30 year old female presents from an inpatient drug rehabilitation facility after being drowsy overnight and having low saturation. She is intubated on arrival.
Metabolic Acidaemia pH7.2 and HCO3 12
Compensation – Expected PCO2 =1.5xHCO3+8 =26 (actual PCO2 =25)
AG = Na – (Cl+K) =22
Delta Gap = Change in AG/Change in HCO3 = 0.83
Expected PAO2 =(713xFIO2)-(PCO2X1.25) = 681
A-a gradient = PAO2- PaO2 =611 (Normal Age/4 +4 =11.5)
Description The ABG of this patient shows a metabolic acidaemia with adequate respiratory compensation. It is a high anion gap metabolic acidosis with no other metabolic disturbances as shown by a delta gap of 0.8.
There is a markedly elevated A-a gradient.
The patients sodium is on the higher end of normal and chloride is mildly elevated.
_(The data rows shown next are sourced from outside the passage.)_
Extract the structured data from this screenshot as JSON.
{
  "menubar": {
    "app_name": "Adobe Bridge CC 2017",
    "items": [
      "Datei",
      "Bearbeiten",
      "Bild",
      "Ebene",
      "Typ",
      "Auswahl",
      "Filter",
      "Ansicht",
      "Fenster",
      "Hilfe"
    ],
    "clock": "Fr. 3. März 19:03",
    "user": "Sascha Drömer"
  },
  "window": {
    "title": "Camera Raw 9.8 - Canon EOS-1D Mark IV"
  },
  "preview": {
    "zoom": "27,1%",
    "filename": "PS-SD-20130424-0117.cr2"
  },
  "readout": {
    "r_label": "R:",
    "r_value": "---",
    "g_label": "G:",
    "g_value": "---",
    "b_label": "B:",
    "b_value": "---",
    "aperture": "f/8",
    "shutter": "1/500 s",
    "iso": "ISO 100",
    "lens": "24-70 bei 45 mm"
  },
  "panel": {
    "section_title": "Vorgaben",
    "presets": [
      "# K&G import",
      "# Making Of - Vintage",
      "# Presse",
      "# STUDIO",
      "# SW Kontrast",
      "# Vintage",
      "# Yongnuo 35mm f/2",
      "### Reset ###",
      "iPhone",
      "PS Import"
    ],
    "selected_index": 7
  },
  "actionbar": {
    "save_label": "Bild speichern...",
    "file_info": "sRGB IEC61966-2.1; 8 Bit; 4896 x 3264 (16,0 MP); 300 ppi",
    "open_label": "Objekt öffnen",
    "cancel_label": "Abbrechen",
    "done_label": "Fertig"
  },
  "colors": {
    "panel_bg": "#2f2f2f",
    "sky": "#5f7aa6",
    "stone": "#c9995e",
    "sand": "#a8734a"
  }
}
The lactate is moderately elevated
Interpretation:In this clinical context the HAGMA is likely due to the lactic acidosis, which could be caused by underlying
-sepsis – due to skin lesions or pneumonia
-hypoxia –due to pneumonia, aspiration, non cardiopulmonary oedema (from heroin),PE
-toxins search and treat suspected OD
The saturation of the patient prior to intubation is not known, so one must consider complications related to the intubation causing low saturation and PaO2 – recall DOPES (dislodgement, obstruction, patient (pneumothorax, collapse, bronchospasm), equipment, stacked breathes)
The mildly raised chloride and upper normal sodium is likely secondary to dehydration.
Definition of septic shock and sepsis as per Sepsis 3
Sepsis – infection related acute increase of 2 or more points from baseline in the Sequential Organ Failure Assessment (SOFA) score
Septic Shock – infection associated with persistent hypotension (without specifying blood pressure thresholds) requiring vasopressors to maintain adequate tissue perfusion, along with a lactate of >2mmol/l
qSOFA (quick SOFA) uses the following criteria:
-Hypotension: SBP less than or equal to 100 mmHg
-Altered mental status (any GCS less than 15)
-Tachypnoea: RR greater than or equal to 22
Quick SOFA cannot be used outside of ICU as a predictive score. Its predictive value has not been assessed in ED patients. However it has been suggested that the quick SOFA score be used in ED as a screening test to identify patients with possible sepsis who are at higher risk of deterioration and therefore require more urgent care.
Macdonald, SPJ, Williams JM et al. Review Article: Sepsis in the Emergency Department – Part 1: Definitions and Outcomes. Emerg. Med. Australasia. 2017; 29; 6: 619-625